This clinical audit will allow general practitioners to assess their rate of histological accuracy of skin lesion identification and determine overall prevalence rates within their practice.
Graphical and statistical reports provided back to each general practitioner will show individual performance and comparison to peers in a confidential setting.
This will enable general practitioners to recognise areas where knowledge and skills could be improved to enhance patient care.
Relevance to General Practice
Australia has the highest incidence of skin cancer in the world. In Australia every year, skin cancers account for 80% of all newly diagnosed cancers (4). Two in every three Australians will be diagnosed with skin cancer by the time they are 70 (5), and over 750,000 Australians are treated for skin cancer each year (6). Melanoma is the fifth most common cancer in this country and represents 10% of all cancers, with over 10,000 cases diagnosed annually (7,3).
These statistics show that General Practitioners will see many cases of potential skin cancer during their working life, and thus it is vitally important they are familiar with skin lesions of all types and can differentiate between non cancerous and cancerous lesions, confidently and correctly. Early detection is paramount, as they respond well to treatment and potential cure. However hundreds of Australians still die each year from melanoma due to a delay in diagnosis (1). GPs are well placed to facilitate the detection of skin
- Identify areas and formulate changes for practice improvement based on surgical skin audit feedback
- Assess current surgical practice through analysis of diagnostic data and graphical feedback
- Assess and compare individual performance against peers in a confidential setting.
Domains of General Practice
D1. Communication skills and the patient-doctor relationship
D2. Applied professional knowledge and skills

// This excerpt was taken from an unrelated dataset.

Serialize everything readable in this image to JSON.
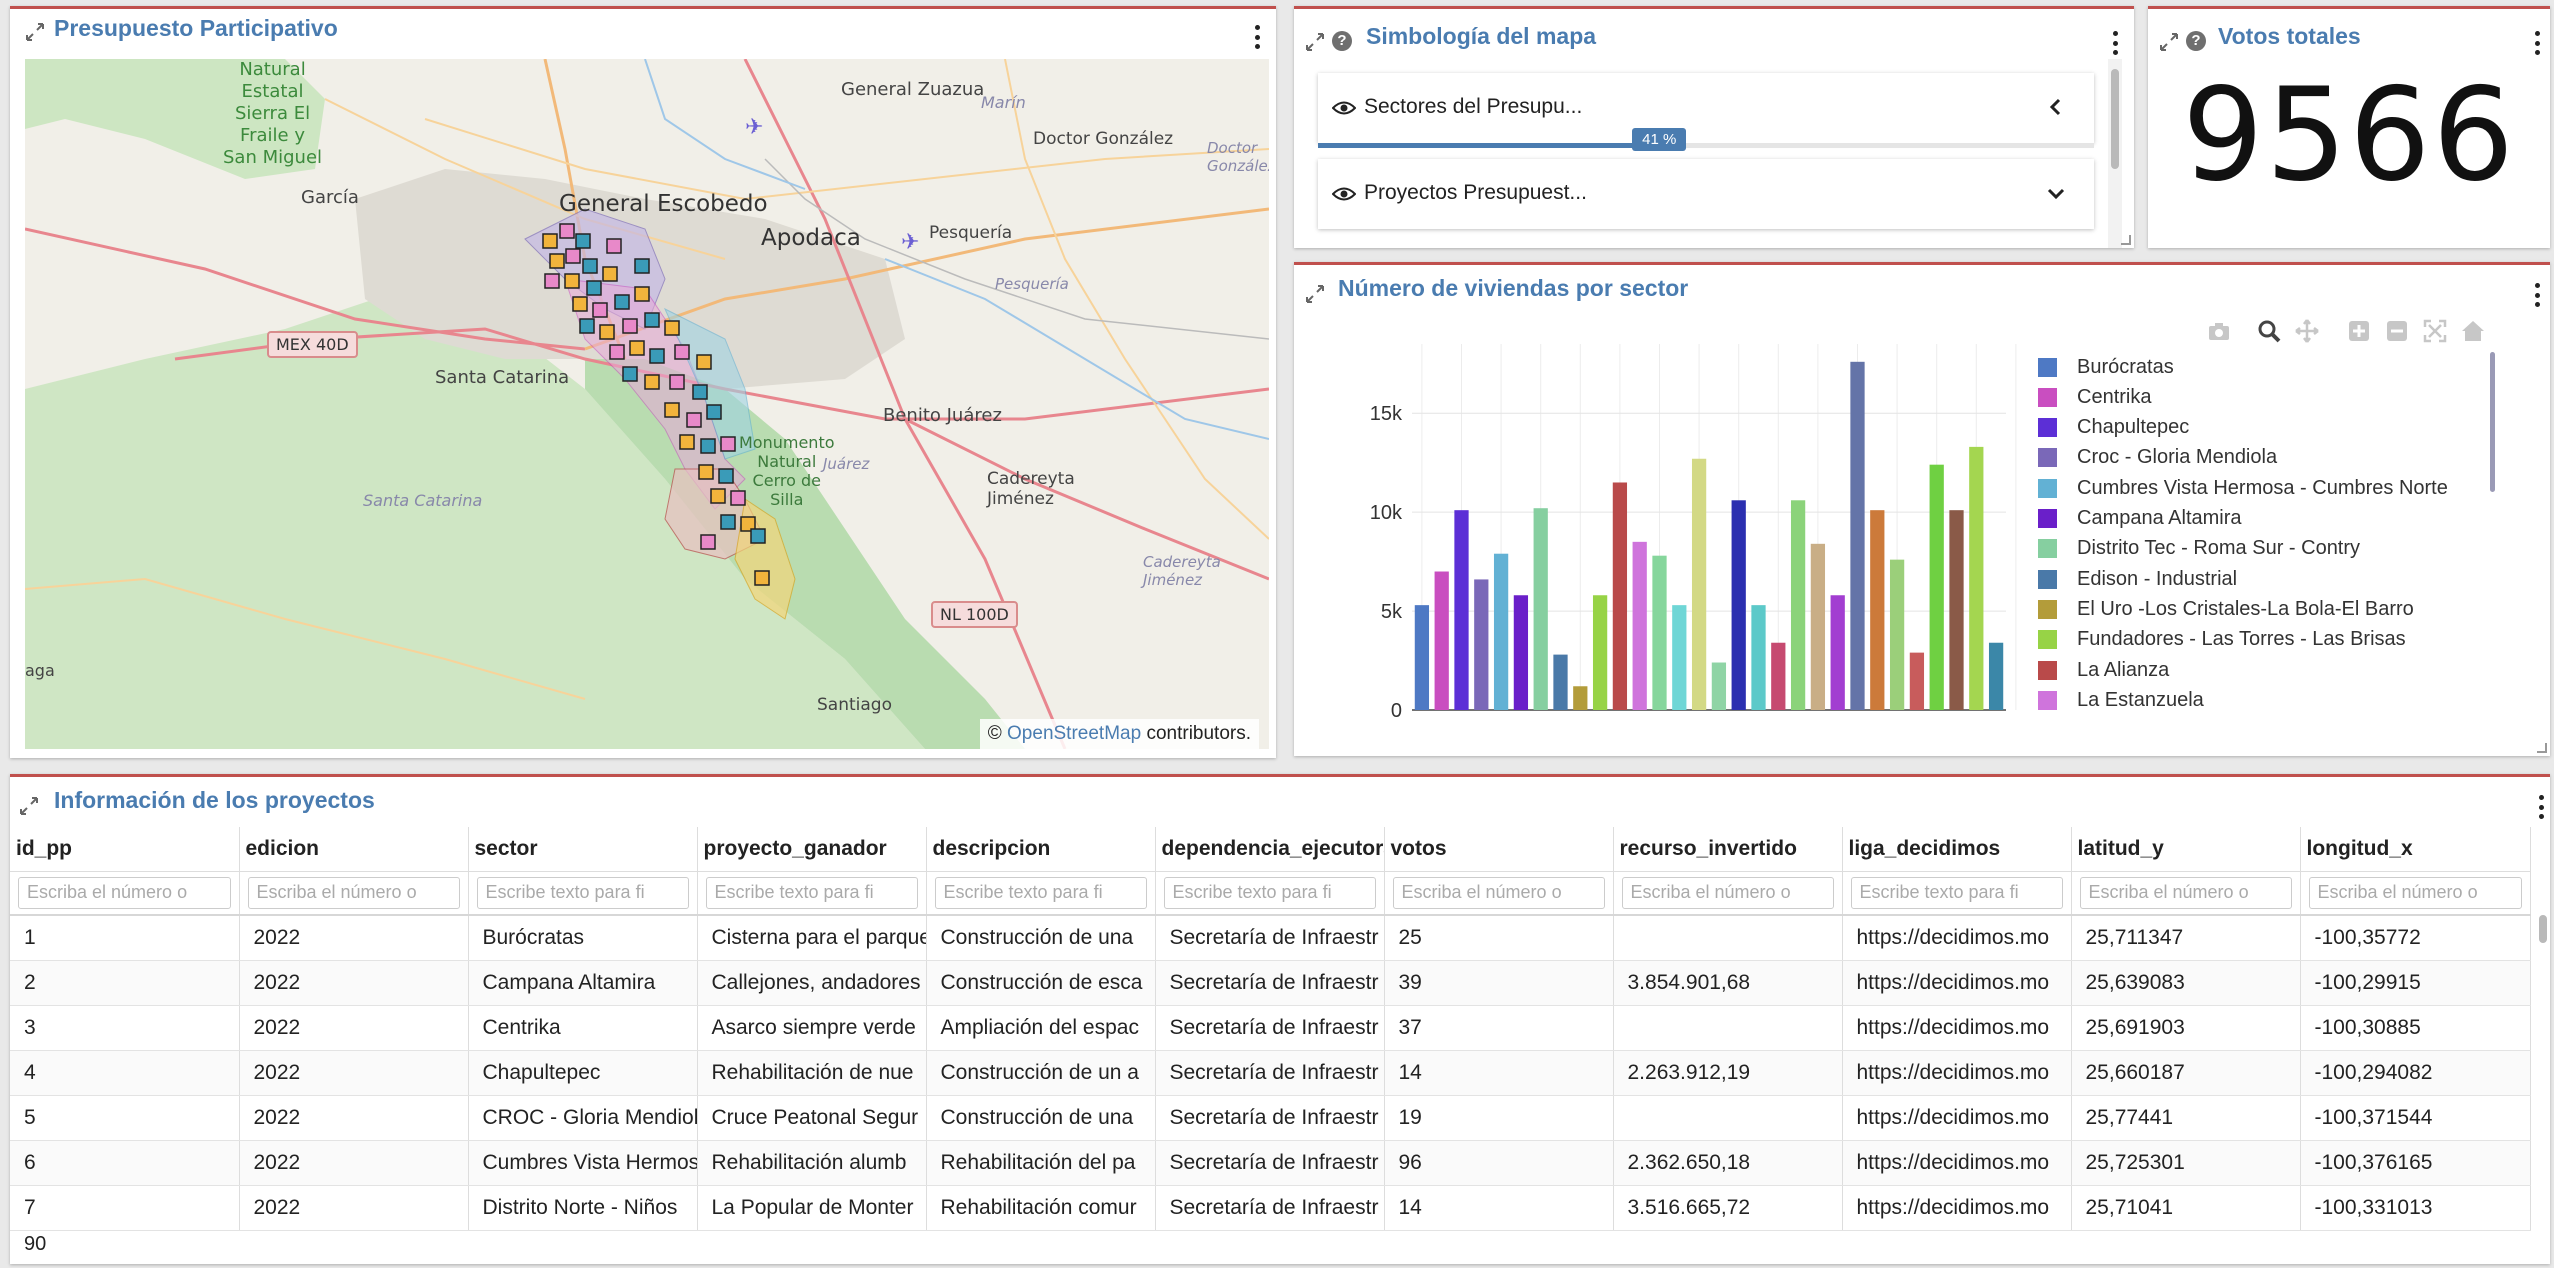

D3. Population health and the context of general practice
D4. Professional and ethical role
D5. Organisational and legal dimensions
Curriculum Contextual Units